What to do >>
From the entries, copy each line that includes "bits".

Task material >>
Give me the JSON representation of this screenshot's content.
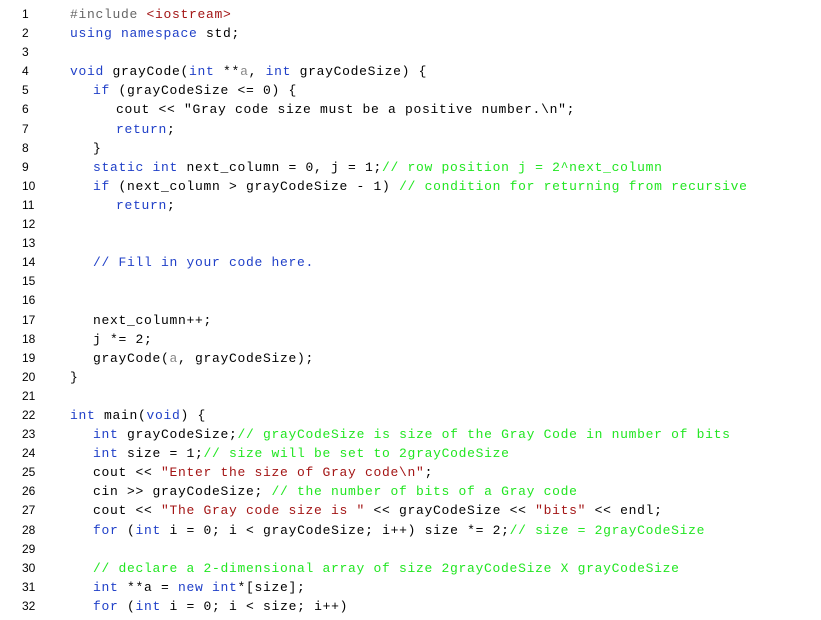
{
  "editor": {
    "language": "C++",
    "colors": {
      "keyword": "#2040c8",
      "comment": "#22e622",
      "string": "#a31515",
      "preprocessor": "#666666",
      "parameter": "#888888",
      "text": "#000000"
    },
    "lines": [
      {
        "n": "1",
        "indent": 0,
        "tokens": [
          {
            "t": "pp",
            "v": "#include "
          },
          {
            "t": "str",
            "v": "<iostream>"
          }
        ]
      },
      {
        "n": "2",
        "indent": 0,
        "tokens": [
          {
            "t": "kw",
            "v": "using namespace "
          },
          {
            "t": "plain",
            "v": "std;"
          }
        ]
      },
      {
        "n": "3",
        "indent": 0,
        "tokens": []
      },
      {
        "n": "4",
        "indent": 0,
        "tokens": [
          {
            "t": "kw",
            "v": "void "
          },
          {
            "t": "plain",
            "v": "grayCode("
          },
          {
            "t": "kw",
            "v": "int "
          },
          {
            "t": "plain",
            "v": "**"
          },
          {
            "t": "param",
            "v": "a"
          },
          {
            "t": "plain",
            "v": ", "
          },
          {
            "t": "kw",
            "v": "int "
          },
          {
            "t": "plain",
            "v": "grayCodeSize) {"
          }
        ]
      },
      {
        "n": "5",
        "indent": 1,
        "tokens": [
          {
            "t": "kw",
            "v": "if "
          },
          {
            "t": "plain",
            "v": "(grayCodeSize <= 0) {"
          }
        ]
      },
      {
        "n": "6",
        "indent": 2,
        "tokens": [
          {
            "t": "plain",
            "v": "cout << \"Gray code size must be a positive number.\\n\";"
          }
        ]
      },
      {
        "n": "7",
        "indent": 2,
        "tokens": [
          {
            "t": "kw",
            "v": "return"
          },
          {
            "t": "plain",
            "v": ";"
          }
        ]
      },
      {
        "n": "8",
        "indent": 1,
        "tokens": [
          {
            "t": "plain",
            "v": "}"
          }
        ]
      },
      {
        "n": "9",
        "indent": 1,
        "tokens": [
          {
            "t": "kw",
            "v": "static int "
          },
          {
            "t": "plain",
            "v": "next_column = 0, j = 1;"
          },
          {
            "t": "com",
            "v": "// row position j = 2^next_column"
          }
        ]
      },
      {
        "n": "10",
        "indent": 1,
        "tokens": [
          {
            "t": "kw",
            "v": "if "
          },
          {
            "t": "plain",
            "v": "(next_column > grayCodeSize - 1) "
          },
          {
            "t": "com",
            "v": "// condition for returning from recursive"
          }
        ]
      },
      {
        "n": "11",
        "indent": 2,
        "tokens": [
          {
            "t": "kw",
            "v": "return"
          },
          {
            "t": "plain",
            "v": ";"
          }
        ]
      },
      {
        "n": "12",
        "indent": 0,
        "tokens": []
      },
      {
        "n": "13",
        "indent": 0,
        "tokens": []
      },
      {
        "n": "14",
        "indent": 1,
        "tokens": [
          {
            "t": "note",
            "v": "// Fill in your code here."
          }
        ]
      },
      {
        "n": "15",
        "indent": 0,
        "tokens": []
      },
      {
        "n": "16",
        "indent": 0,
        "tokens": []
      },
      {
        "n": "17",
        "indent": 1,
        "tokens": [
          {
            "t": "plain",
            "v": "next_column++;"
          }
        ]
      },
      {
        "n": "18",
        "indent": 1,
        "tokens": [
          {
            "t": "plain",
            "v": "j *= 2;"
          }
        ]
      },
      {
        "n": "19",
        "indent": 1,
        "tokens": [
          {
            "t": "plain",
            "v": "grayCode("
          },
          {
            "t": "param",
            "v": "a"
          },
          {
            "t": "plain",
            "v": ", grayCodeSize);"
          }
        ]
      },
      {
        "n": "20",
        "indent": 0,
        "tokens": [
          {
            "t": "plain",
            "v": "}"
          }
        ]
      },
      {
        "n": "21",
        "indent": 0,
        "tokens": []
      },
      {
        "n": "22",
        "indent": 0,
        "tokens": [
          {
            "t": "kw",
            "v": "int "
          },
          {
            "t": "plain",
            "v": "main("
          },
          {
            "t": "kw",
            "v": "void"
          },
          {
            "t": "plain",
            "v": ") {"
          }
        ]
      },
      {
        "n": "23",
        "indent": 1,
        "tokens": [
          {
            "t": "kw",
            "v": "int "
          },
          {
            "t": "plain",
            "v": "grayCodeSize;"
          },
          {
            "t": "com",
            "v": "// grayCodeSize is size of the Gray Code in number of bits"
          }
        ]
      },
      {
        "n": "24",
        "indent": 1,
        "tokens": [
          {
            "t": "kw",
            "v": "int "
          },
          {
            "t": "plain",
            "v": "size = 1;"
          },
          {
            "t": "com",
            "v": "// size will be set to 2grayCodeSize"
          }
        ]
      },
      {
        "n": "25",
        "indent": 1,
        "tokens": [
          {
            "t": "plain",
            "v": "cout << "
          },
          {
            "t": "str",
            "v": "\"Enter the size of Gray code\\n\""
          },
          {
            "t": "plain",
            "v": ";"
          }
        ]
      },
      {
        "n": "26",
        "indent": 1,
        "tokens": [
          {
            "t": "plain",
            "v": "cin >> grayCodeSize; "
          },
          {
            "t": "com",
            "v": "// the number of bits of a Gray code"
          }
        ]
      },
      {
        "n": "27",
        "indent": 1,
        "tokens": [
          {
            "t": "plain",
            "v": "cout << "
          },
          {
            "t": "str",
            "v": "\"The Gray code size is \""
          },
          {
            "t": "plain",
            "v": " << grayCodeSize << "
          },
          {
            "t": "str",
            "v": "\"bits\""
          },
          {
            "t": "plain",
            "v": " << endl;"
          }
        ]
      },
      {
        "n": "28",
        "indent": 1,
        "tokens": [
          {
            "t": "kw",
            "v": "for "
          },
          {
            "t": "plain",
            "v": "("
          },
          {
            "t": "kw",
            "v": "int "
          },
          {
            "t": "plain",
            "v": "i = 0; i < grayCodeSize; i++) size *= 2;"
          },
          {
            "t": "com",
            "v": "// size = 2grayCodeSize"
          }
        ]
      },
      {
        "n": "29",
        "indent": 0,
        "tokens": []
      },
      {
        "n": "30",
        "indent": 1,
        "tokens": [
          {
            "t": "com",
            "v": "// declare a 2-dimensional array of size 2grayCodeSize X grayCodeSize"
          }
        ]
      },
      {
        "n": "31",
        "indent": 1,
        "tokens": [
          {
            "t": "kw",
            "v": "int "
          },
          {
            "t": "plain",
            "v": "**a = "
          },
          {
            "t": "kw",
            "v": "new int"
          },
          {
            "t": "plain",
            "v": "*[size];"
          }
        ]
      },
      {
        "n": "32",
        "indent": 1,
        "tokens": [
          {
            "t": "kw",
            "v": "for "
          },
          {
            "t": "plain",
            "v": "("
          },
          {
            "t": "kw",
            "v": "int "
          },
          {
            "t": "plain",
            "v": "i = 0; i < size; i++)"
          }
        ]
      }
    ]
  }
}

Solved problem >>
            "v": "// grayCodeSize is size of the Gray Code in number of bits"
            "v": "// the number of bits of a Gray code"
            "v": "\"bits\""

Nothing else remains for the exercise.